- [PROBLEM]:
Your response must be made up of each line in the data below that contains the string "structured".

- [PROVIDED RECORDS]:

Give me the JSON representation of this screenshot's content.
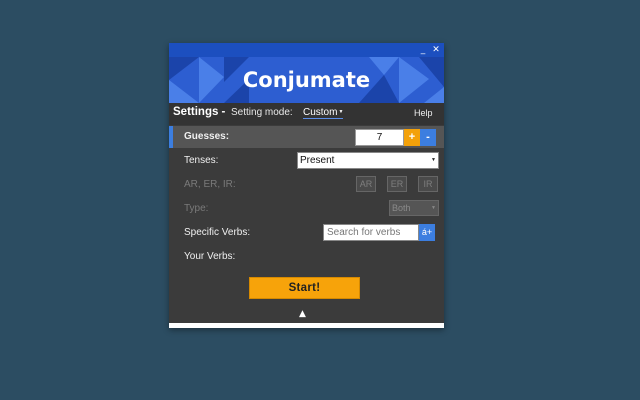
{
  "window": {
    "minimize_glyph": "_",
    "close_glyph": "✕"
  },
  "banner": {
    "title": "Conjumate",
    "colors": {
      "base": "#2d5ed1",
      "dark": "#1b44aa",
      "light": "#4a7fe8"
    }
  },
  "settings": {
    "label": "Settings -",
    "mode_label": "Setting mode:",
    "mode_value": "Custom",
    "help_label": "Help"
  },
  "guesses": {
    "label": "Guesses:",
    "value": "7",
    "plus_label": "+",
    "minus_label": "-"
  },
  "tenses": {
    "label": "Tenses:",
    "selected": "Present"
  },
  "endings": {
    "label": "AR, ER, IR:",
    "buttons": [
      "AR",
      "ER",
      "IR"
    ]
  },
  "type": {
    "label": "Type:",
    "selected": "Both"
  },
  "specific_verbs": {
    "label": "Specific Verbs:",
    "placeholder": "Search for verbs",
    "add_label": "á+"
  },
  "your_verbs": {
    "label": "Your Verbs:"
  },
  "start": {
    "label": "Start!"
  },
  "collapse_glyph": "▲",
  "colors": {
    "accent_blue": "#3c7ee0",
    "accent_orange": "#f7a30a",
    "panel": "#3b3b3b",
    "page_background": "#2c4d62"
  }
}
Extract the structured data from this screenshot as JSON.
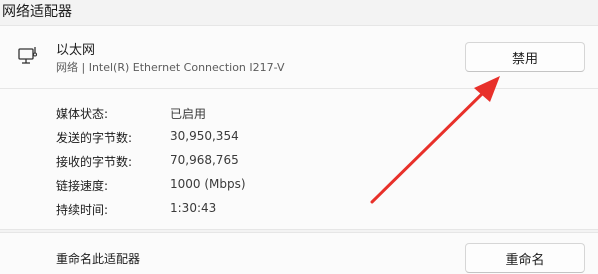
{
  "section_title": "网络适配器",
  "adapter": {
    "name": "以太网",
    "description": "网络 | Intel(R) Ethernet Connection I217-V",
    "disable_button": "禁用",
    "icon": "monitor-network-icon"
  },
  "properties": [
    {
      "label": "媒体状态:",
      "value": "已启用"
    },
    {
      "label": "发送的字节数:",
      "value": "30,950,354"
    },
    {
      "label": "接收的字节数:",
      "value": "70,968,765"
    },
    {
      "label": "链接速度:",
      "value": "1000 (Mbps)"
    },
    {
      "label": "持续时间:",
      "value": "1:30:43"
    }
  ],
  "rename": {
    "label": "重命名此适配器",
    "button": "重命名"
  },
  "annotation": {
    "arrow_color": "#e8302a"
  }
}
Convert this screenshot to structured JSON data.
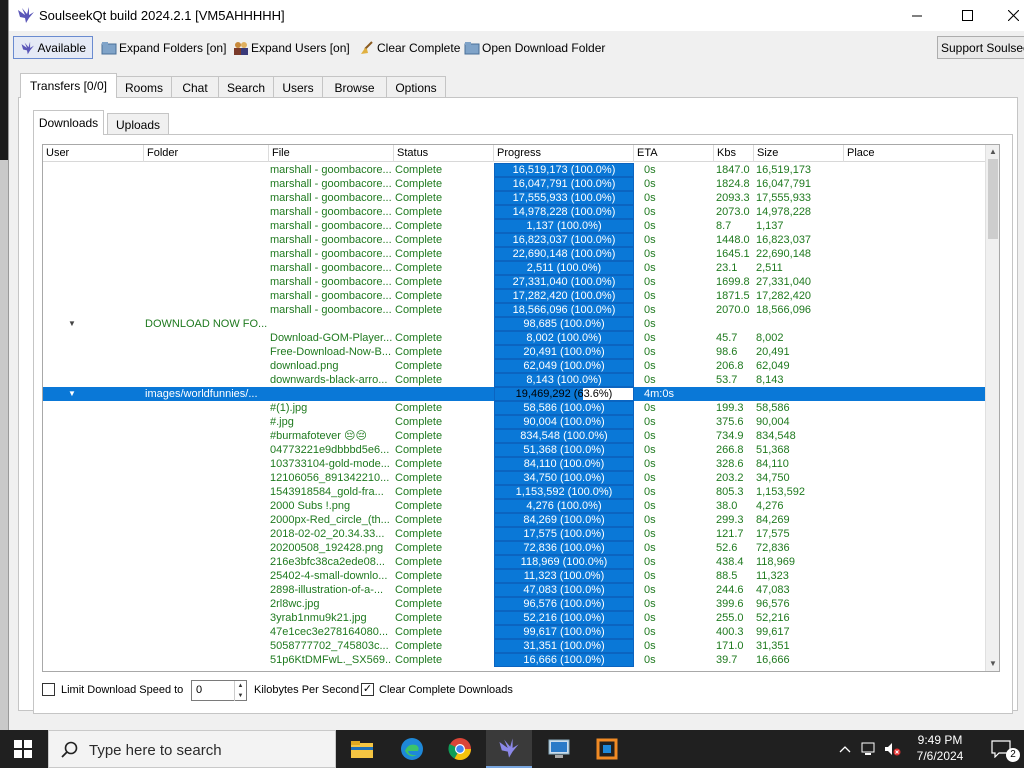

- [RESULT OF THE TASK]:
Extract the structured data from this screenshot as JSON.
Convert this screenshot to structured JSON data.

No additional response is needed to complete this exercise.